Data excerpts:
# # # # # # #

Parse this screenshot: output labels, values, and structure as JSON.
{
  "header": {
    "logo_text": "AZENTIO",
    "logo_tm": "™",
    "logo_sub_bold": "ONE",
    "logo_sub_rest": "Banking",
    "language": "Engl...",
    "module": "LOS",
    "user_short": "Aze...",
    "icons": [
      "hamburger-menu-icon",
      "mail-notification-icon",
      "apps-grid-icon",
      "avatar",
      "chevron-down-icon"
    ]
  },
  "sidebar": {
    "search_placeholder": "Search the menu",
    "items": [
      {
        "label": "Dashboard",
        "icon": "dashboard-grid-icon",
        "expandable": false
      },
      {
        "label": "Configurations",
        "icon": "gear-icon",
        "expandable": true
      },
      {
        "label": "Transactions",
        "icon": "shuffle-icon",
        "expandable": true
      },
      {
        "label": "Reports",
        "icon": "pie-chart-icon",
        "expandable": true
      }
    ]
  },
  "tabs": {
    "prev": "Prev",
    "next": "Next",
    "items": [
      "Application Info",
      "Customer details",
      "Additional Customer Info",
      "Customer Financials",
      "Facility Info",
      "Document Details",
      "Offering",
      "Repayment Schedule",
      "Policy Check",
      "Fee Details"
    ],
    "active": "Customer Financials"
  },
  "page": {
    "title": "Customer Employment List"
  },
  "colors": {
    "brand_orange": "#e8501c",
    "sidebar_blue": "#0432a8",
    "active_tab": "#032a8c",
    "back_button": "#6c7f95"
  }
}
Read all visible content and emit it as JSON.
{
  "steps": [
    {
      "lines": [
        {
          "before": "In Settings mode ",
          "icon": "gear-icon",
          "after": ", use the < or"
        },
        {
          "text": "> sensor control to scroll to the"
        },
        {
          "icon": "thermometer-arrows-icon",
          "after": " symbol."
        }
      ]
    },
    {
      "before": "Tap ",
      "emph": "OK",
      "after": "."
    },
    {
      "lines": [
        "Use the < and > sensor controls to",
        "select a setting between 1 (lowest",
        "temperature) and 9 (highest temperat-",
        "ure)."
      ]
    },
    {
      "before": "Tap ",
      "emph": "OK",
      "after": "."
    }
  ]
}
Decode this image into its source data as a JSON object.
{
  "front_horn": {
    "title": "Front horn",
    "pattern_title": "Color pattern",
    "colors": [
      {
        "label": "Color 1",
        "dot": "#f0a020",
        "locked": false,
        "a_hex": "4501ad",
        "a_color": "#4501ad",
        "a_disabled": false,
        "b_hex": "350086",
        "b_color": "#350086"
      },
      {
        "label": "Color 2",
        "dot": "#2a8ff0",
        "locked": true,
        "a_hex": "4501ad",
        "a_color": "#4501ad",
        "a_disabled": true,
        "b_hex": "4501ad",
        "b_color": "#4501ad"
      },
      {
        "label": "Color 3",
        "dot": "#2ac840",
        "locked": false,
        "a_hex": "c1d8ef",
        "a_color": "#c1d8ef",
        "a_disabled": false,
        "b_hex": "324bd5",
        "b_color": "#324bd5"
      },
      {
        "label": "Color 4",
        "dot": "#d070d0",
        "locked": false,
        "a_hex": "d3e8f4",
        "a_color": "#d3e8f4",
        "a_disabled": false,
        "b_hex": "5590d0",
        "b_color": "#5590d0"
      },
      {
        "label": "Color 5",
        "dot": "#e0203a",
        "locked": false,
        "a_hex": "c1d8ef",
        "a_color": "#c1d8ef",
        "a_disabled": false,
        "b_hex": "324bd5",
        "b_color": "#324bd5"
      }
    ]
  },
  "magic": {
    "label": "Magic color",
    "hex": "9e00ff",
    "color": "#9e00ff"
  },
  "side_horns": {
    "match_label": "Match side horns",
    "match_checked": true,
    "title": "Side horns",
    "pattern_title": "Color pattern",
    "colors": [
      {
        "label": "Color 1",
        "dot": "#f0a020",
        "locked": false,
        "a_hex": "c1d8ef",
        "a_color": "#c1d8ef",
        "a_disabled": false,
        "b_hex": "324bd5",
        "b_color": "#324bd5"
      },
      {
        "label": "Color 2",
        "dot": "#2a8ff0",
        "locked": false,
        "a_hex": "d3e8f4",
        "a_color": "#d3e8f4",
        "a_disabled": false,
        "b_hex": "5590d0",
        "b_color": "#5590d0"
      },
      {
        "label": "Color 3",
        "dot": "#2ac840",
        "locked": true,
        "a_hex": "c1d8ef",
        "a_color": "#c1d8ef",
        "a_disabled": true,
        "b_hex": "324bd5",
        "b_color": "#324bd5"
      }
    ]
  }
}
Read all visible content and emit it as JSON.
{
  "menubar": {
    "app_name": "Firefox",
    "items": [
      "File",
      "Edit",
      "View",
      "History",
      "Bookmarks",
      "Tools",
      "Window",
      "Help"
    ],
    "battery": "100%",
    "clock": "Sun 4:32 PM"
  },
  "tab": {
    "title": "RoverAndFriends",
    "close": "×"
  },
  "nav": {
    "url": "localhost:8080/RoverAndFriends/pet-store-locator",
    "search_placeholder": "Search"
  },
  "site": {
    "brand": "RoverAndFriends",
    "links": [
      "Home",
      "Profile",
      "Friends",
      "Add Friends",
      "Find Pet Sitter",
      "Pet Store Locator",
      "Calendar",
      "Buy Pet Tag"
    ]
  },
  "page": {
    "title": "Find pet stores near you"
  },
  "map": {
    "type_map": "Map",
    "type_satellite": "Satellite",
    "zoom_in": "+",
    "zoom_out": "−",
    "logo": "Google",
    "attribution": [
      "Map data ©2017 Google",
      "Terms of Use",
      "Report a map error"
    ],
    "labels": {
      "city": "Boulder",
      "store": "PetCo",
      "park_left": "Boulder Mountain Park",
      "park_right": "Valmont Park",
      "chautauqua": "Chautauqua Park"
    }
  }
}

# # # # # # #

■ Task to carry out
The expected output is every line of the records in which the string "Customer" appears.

■ Finished exercise
      "Customer details",
      "Additional Customer Info",
      "Customer Financials",
    "active": "Customer Financials"
    "title": "Customer Employment List"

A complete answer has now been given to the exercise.